Sunday, August 07, 2011

Who do you trust?

Yesterday, I happened to be listening to a financial program and, like all things finance, they were addressing the S&P downgrade of US treasury's.

What I didn't know, before Friday's downgrade, there were 13 companies who had corporate bond yields lower than comparable US treasuries. (I'm still looking for some sight that might have that information).

What does that mean? It means that the market place had already decided that US treasuries were already perceived by the money guys as more risky than some of those loathsome corporations.

So the Obamunists can bitch and moan about the downgrade being political. But as I always say. I'm not the smartest guy in the room so I watch what the smart guys are doing and they're not buying up US treasuries and they had already downgraded US debt prior to Friday.


Anonymous said...

I only found 4: Exxon Mobile, Microsoft, Johnson & Johnson, and ADP

gordon gekko said...

I appreciate the link but the article still addresses the rating.

The point of my post is that the markets assesses risk irregardless of rating and there were already 13 corporate bonds yielding less return than US treasuries.

Presumably, less yield means less risk. The bond market doesn't need S&P, Fitch's or Moody's to tell them where the risk is.
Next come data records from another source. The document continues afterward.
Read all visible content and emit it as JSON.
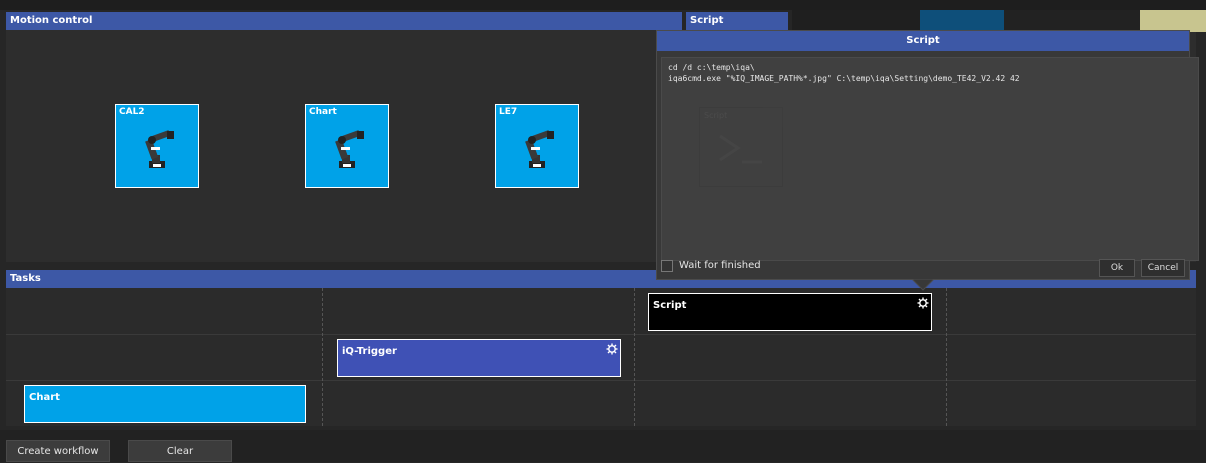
{
  "motion_panel": {
    "title": "Motion control",
    "devices": [
      {
        "label": "CAL2",
        "icon": "robot-arm-icon"
      },
      {
        "label": "Chart",
        "icon": "robot-arm-icon"
      },
      {
        "label": "LE7",
        "icon": "robot-arm-icon"
      }
    ]
  },
  "script_panel": {
    "title": "Script",
    "faded_tile_label": "Script"
  },
  "swatches": {
    "colors": [
      "#1f1f1f",
      "#0e4f7a",
      "#222222",
      "#c8c58f"
    ]
  },
  "tasks_panel": {
    "title": "Tasks",
    "blocks": {
      "script": {
        "label": "Script",
        "icon": "gear-icon"
      },
      "iq_trigger": {
        "label": "iQ-Trigger",
        "icon": "gear-icon"
      },
      "chart": {
        "label": "Chart"
      }
    }
  },
  "script_dialog": {
    "title": "Script",
    "script_text": "cd /d c:\\temp\\iqa\\\niqa6cmd.exe \"%IQ_IMAGE_PATH%*.jpg\" C:\\temp\\iqa\\Setting\\demo_TE42_V2.42 42",
    "wait_label": "Wait for finished",
    "ok_label": "Ok",
    "cancel_label": "Cancel"
  },
  "footer": {
    "create_workflow_label": "Create workflow",
    "clear_label": "Clear"
  },
  "colors": {
    "header_blue": "#3d58a6",
    "device_cyan": "#00a2e8",
    "trigger_blue": "#3f51b5",
    "background": "#262626"
  }
}
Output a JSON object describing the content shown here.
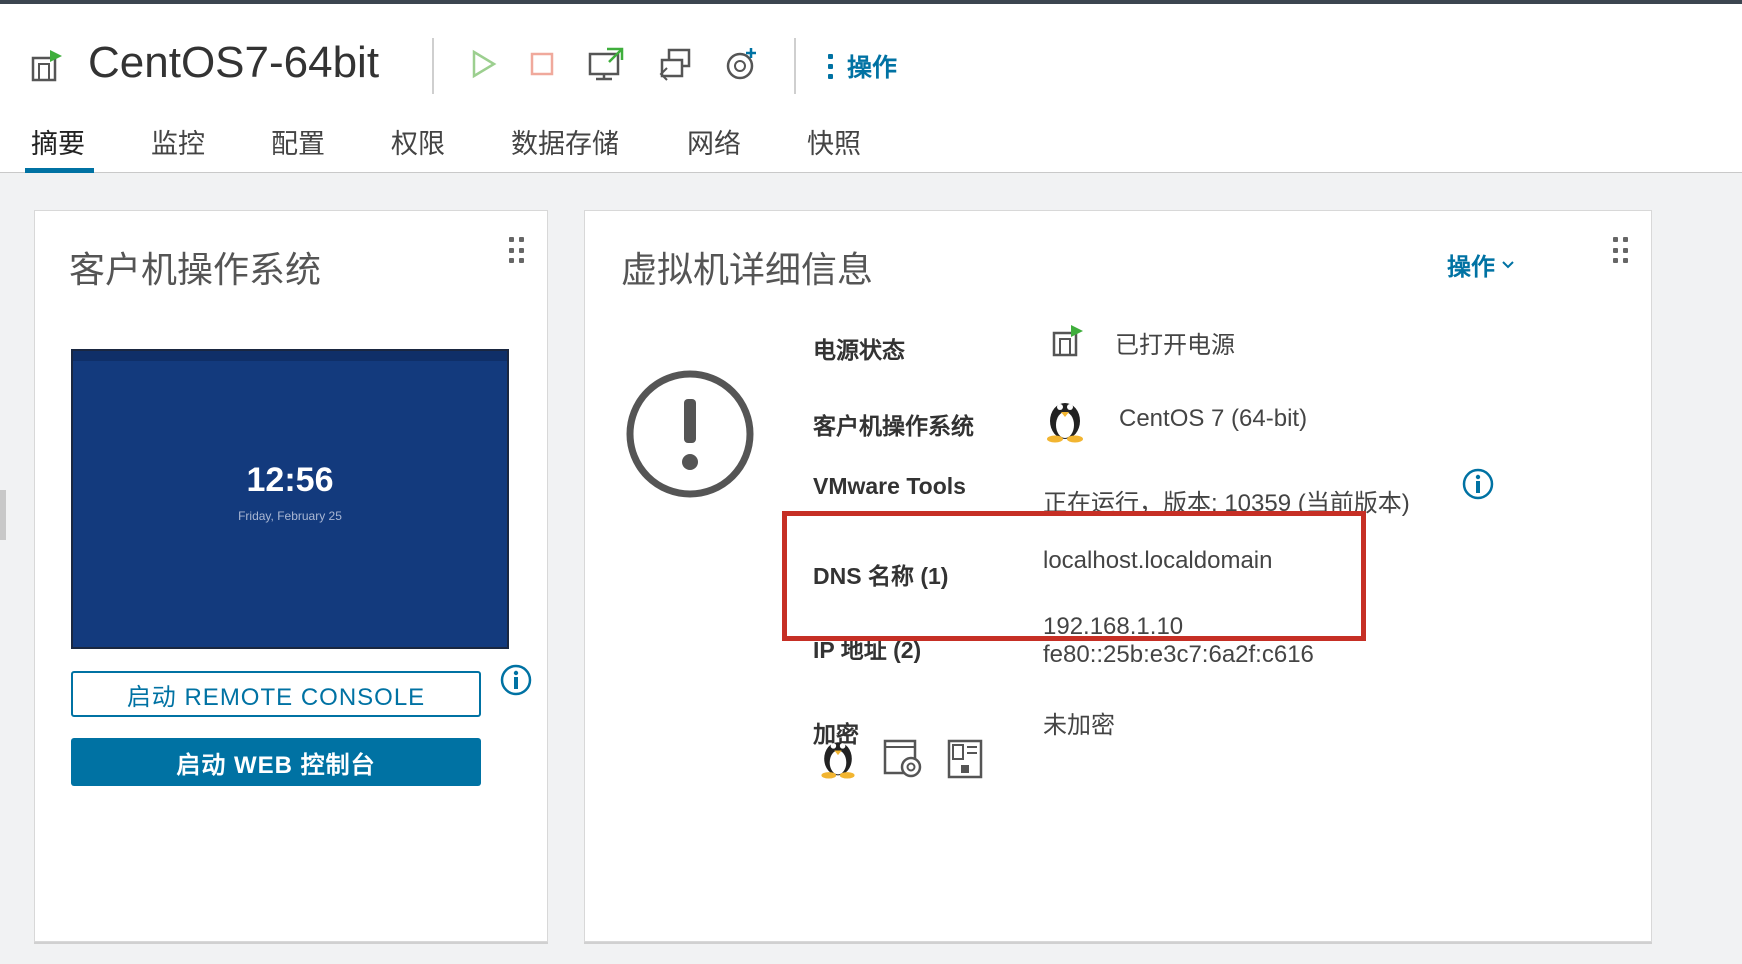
{
  "vm": {
    "name": "CentOS7-64bit"
  },
  "toolbar": {
    "actions_label": "操作",
    "buttons": [
      "power-on",
      "power-off",
      "launch-console",
      "migrate",
      "snapshot"
    ]
  },
  "tabs": [
    {
      "label": "摘要",
      "active": true
    },
    {
      "label": "监控"
    },
    {
      "label": "配置"
    },
    {
      "label": "权限"
    },
    {
      "label": "数据存储"
    },
    {
      "label": "网络"
    },
    {
      "label": "快照"
    }
  ],
  "guest_os_card": {
    "title": "客户机操作系统",
    "console": {
      "time": "12:56",
      "date": "Friday, February 25"
    },
    "remote_console_button": "启动 REMOTE CONSOLE",
    "web_console_button": "启动 WEB 控制台"
  },
  "details_card": {
    "title": "虚拟机详细信息",
    "actions_label": "操作",
    "rows": {
      "power_state": {
        "label": "电源状态",
        "value": "已打开电源"
      },
      "guest_os": {
        "label": "客户机操作系统",
        "value": "CentOS 7 (64-bit)"
      },
      "vmware_tools": {
        "label": "VMware Tools",
        "value": "正在运行，版本: 10359 (当前版本)"
      },
      "dns_name": {
        "label": "DNS 名称 (1)",
        "value": "localhost.localdomain"
      },
      "ip_address": {
        "label": "IP 地址 (2)",
        "values": [
          "192.168.1.10",
          "fe80::25b:e3c7:6a2f:c616"
        ]
      },
      "encryption": {
        "label": "加密",
        "value": "未加密"
      }
    },
    "bottom_icons": [
      "linux-penguin-icon",
      "vm-settings-gear-icon",
      "vm-document-icon"
    ]
  },
  "colors": {
    "accent": "#0072a3",
    "highlight": "#c62f25",
    "power_green": "#3fae3c"
  }
}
Anonymous said...

People who invest their own money look at the company/country performance. People who invest other people's money tend more to use the ratings agencies and mostly as a CYA. "Sorry your bond defaulted, it was rated very highly." You notice that Spain has a surprisingly high credit rating, but you also might notice that it's governments and IMF type institutions buying them with other people's money. A large portion of US bonds have to be purchased with printed money, for the same reason. Not one damn dollar of corporate bond is purchased with printed money. Those are owned much more by people with skin in the game.

Anonymous said...

As with any security you have to look at the asset behind it. With bonds you look at the company, or government behind it. With, say Ford there are assets, factories, products. Now the bond might be risky due to uncertainty. People get that.

But what is the asset behind US Treasury notes? Every dollar goes to what? Bridges, infrastructure? No, they go immediately to keeping the lights on in Federal buildings for that day, paying food stamps to able bodied adults who's skills don't warrant minimum wage, so they can subsist to see another day of the same and give birth to 5 babies who grow up just like mom.

In short, US bonds are no long backed up by Hoover dams and water treatment plants. They are backed up by the collateral of...well...when you redeem your bond you hope that the secratary of the Treasury can still press a button on a computer screen and fill your back account with the redemtion fee (which is truly how money is printed nowadays). That's not a confidence inspiring piece of collateral. That's why the rating took a hit.

Anonymous said...

Scottrade lists these 15 year non-financial corporate bonds as lower return/safer investments than the US government:

A Morgan Stanley
BBB- Alcoa
BBB+ Cummins Inc
AA- Lilly Eli & Co
AA Walmart
A- GTE California Inc
BBB+ CVS Caremark